Which of the lines below hold the word "camera"? Pull each of them out.

Dataset rows for apps and sites
--------
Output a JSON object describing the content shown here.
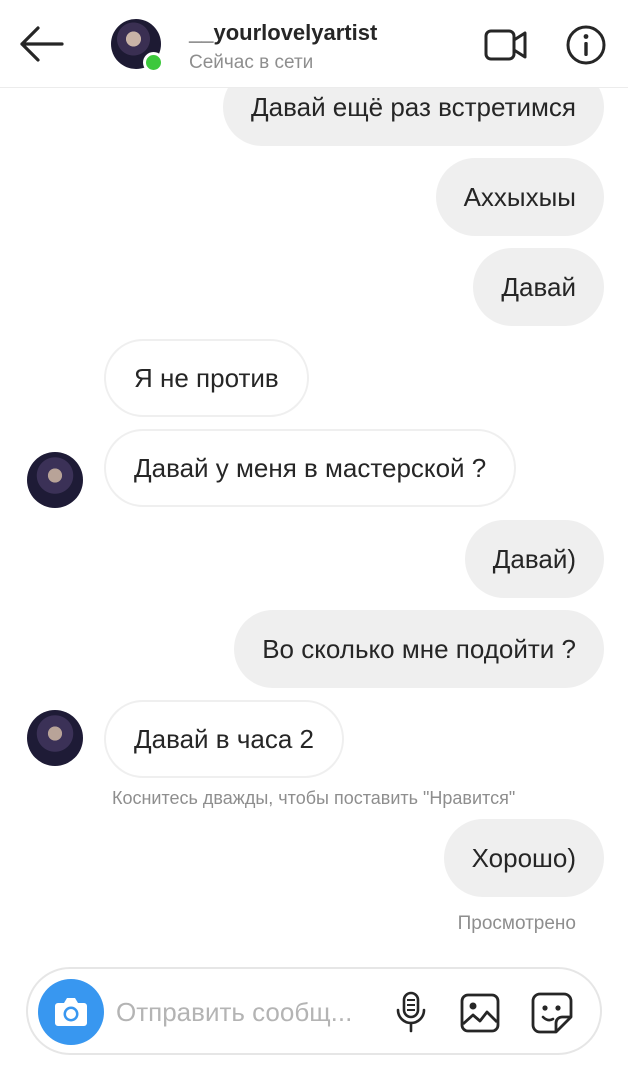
{
  "header": {
    "username": "__yourlovelyartist",
    "status": "Сейчас в сети",
    "back_icon": "arrow-left-icon",
    "video_icon": "video-camera-icon",
    "info_icon": "info-icon"
  },
  "messages": [
    {
      "direction": "out",
      "text": "Давай ещё раз встретимся"
    },
    {
      "direction": "out",
      "text": "Аххыхыы"
    },
    {
      "direction": "out",
      "text": "Давай"
    },
    {
      "direction": "in",
      "text": "Я не против"
    },
    {
      "direction": "in",
      "text": "Давай у меня в мастерской ?"
    },
    {
      "direction": "out",
      "text": "Давай)"
    },
    {
      "direction": "out",
      "text": "Во сколько мне подойти ?"
    },
    {
      "direction": "in",
      "text": "Давай в часа 2"
    },
    {
      "direction": "out",
      "text": "Хорошо)"
    }
  ],
  "hint": "Коснитесь дважды, чтобы поставить \"Нравится\"",
  "seen": "Просмотрено",
  "composer": {
    "placeholder": "Отправить сообщ...",
    "camera_icon": "camera-icon",
    "mic_icon": "microphone-icon",
    "gallery_icon": "gallery-icon",
    "sticker_icon": "sticker-icon"
  },
  "colors": {
    "accent": "#3897f0",
    "online": "#3cc83c",
    "outgoing_bubble": "#efefef",
    "secondary_text": "#8e8e8e"
  }
}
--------
◆ Exercise response ◆
    "video_icon": "video-camera-icon",
    "camera_icon": "camera-icon",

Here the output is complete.